The Israel Defense Forces on Tuesday confirmed that a helmet found by a hiker in southern Israel last week belonged to a pilot killed during a training flight in the area 35 years ago.
The helmet was discovered on Saturday in the vicinity of the Paran riverbed in the Negev Desert.
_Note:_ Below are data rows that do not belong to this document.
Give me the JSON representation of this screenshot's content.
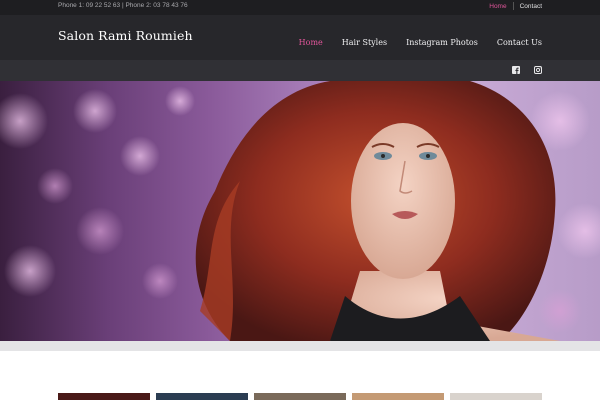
{
  "topbar": {
    "phones": "Phone 1: 09 22 52 63 | Phone 2: 03 78 43 76",
    "links": [
      {
        "label": "Home",
        "active": true
      },
      {
        "label": "Contact",
        "active": false
      }
    ]
  },
  "header": {
    "brand": "Salon Rami Roumieh",
    "nav": [
      {
        "label": "Home",
        "active": true
      },
      {
        "label": "Hair Styles",
        "active": false
      },
      {
        "label": "Instagram Photos",
        "active": false
      },
      {
        "label": "Contact Us",
        "active": false
      }
    ]
  },
  "social": {
    "icons": [
      "facebook-icon",
      "instagram-icon"
    ]
  },
  "colors": {
    "accent": "#e0559a",
    "topbar_bg": "#1e1e21",
    "header_bg": "#27272b",
    "socialbar_bg": "#303035"
  },
  "hero": {
    "image": "hero-photo-red-haired-model-purple-bokeh"
  },
  "gallery": {
    "thumbnails": [
      "thumb-1",
      "thumb-2",
      "thumb-3",
      "thumb-4",
      "thumb-5"
    ]
  }
}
The hiker who found it posted a photo to his Facebook page, showing that on the helmet was written “Guri,” the Hebrew letter “Tet” and the number 140, leading many to assume that it belonged to Maj. Daniel Guri, of Air Force Squadron 140, who was killed in a crash in that area in 1984.
The IDF contacted the hiker, who had left the helmet where he found it, and launched an investigation,later confirming that the helmet indeed belonged to Guri.
Guri, 32, accompanied a cadet on a test flight over southern Israel in May 1984. The plane experienced a technical fault, and the two were killed during an attempt to eject from the aircraft.
“After a check of the information, a team was formed to find the helmet and return it to the family of the pilot, who were updated on the details,” the military said.
Using the hiker’s directions, the air force found the helmet approximately 10 kilometers (six miles) from the community of Paran.
The military said the helmet would be returned to Guri’s family shortly.
Guri was survived by his wife, who was eight months pregnant at the time of his death, according to Channel 13 news.
“The IDF is dedicated to returning to families every token of remembrance of their loved one who lost their lives and fell during their military service,” the IDF said.
Times of Israel staff contributed to this report.